WHAT TO PRODUCE
If a line in the data below contains "teal", copy it.

# # # # # # #

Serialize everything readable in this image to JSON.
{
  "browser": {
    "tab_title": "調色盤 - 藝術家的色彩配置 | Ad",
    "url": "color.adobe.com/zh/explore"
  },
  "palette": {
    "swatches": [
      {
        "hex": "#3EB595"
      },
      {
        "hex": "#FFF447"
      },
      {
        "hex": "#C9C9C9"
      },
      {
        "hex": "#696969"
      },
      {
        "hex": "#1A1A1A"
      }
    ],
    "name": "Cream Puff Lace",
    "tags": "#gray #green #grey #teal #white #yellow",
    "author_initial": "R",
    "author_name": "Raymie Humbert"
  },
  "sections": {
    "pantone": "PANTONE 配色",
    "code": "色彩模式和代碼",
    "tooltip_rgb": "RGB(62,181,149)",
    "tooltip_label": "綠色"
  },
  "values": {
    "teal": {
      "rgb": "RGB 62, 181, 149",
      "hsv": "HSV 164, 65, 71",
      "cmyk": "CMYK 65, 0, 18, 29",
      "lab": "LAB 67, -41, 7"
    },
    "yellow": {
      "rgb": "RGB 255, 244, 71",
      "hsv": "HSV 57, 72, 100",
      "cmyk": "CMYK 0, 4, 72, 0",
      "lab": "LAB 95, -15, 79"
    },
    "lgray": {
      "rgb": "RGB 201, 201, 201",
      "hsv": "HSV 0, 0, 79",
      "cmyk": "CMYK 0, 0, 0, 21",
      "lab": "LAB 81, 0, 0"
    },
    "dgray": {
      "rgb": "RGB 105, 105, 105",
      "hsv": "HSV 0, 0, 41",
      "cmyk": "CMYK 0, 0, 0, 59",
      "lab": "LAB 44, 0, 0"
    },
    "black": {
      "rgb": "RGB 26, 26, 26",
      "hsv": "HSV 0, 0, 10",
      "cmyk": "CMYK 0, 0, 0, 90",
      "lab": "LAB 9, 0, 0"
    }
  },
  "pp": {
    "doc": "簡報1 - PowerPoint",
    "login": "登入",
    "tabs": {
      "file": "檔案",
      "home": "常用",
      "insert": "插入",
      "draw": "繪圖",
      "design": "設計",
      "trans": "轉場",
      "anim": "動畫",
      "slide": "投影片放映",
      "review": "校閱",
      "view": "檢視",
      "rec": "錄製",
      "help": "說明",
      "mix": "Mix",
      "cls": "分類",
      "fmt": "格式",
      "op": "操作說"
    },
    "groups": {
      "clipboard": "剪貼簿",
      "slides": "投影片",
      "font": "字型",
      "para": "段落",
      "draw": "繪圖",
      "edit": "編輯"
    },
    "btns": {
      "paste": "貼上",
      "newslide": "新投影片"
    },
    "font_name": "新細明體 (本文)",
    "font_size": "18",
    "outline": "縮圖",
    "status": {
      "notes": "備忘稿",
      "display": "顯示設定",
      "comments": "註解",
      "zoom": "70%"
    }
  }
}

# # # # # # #

FINAL ANSWER
    "tags": "#gray #green #grey #teal #white #yellow",
    "teal": {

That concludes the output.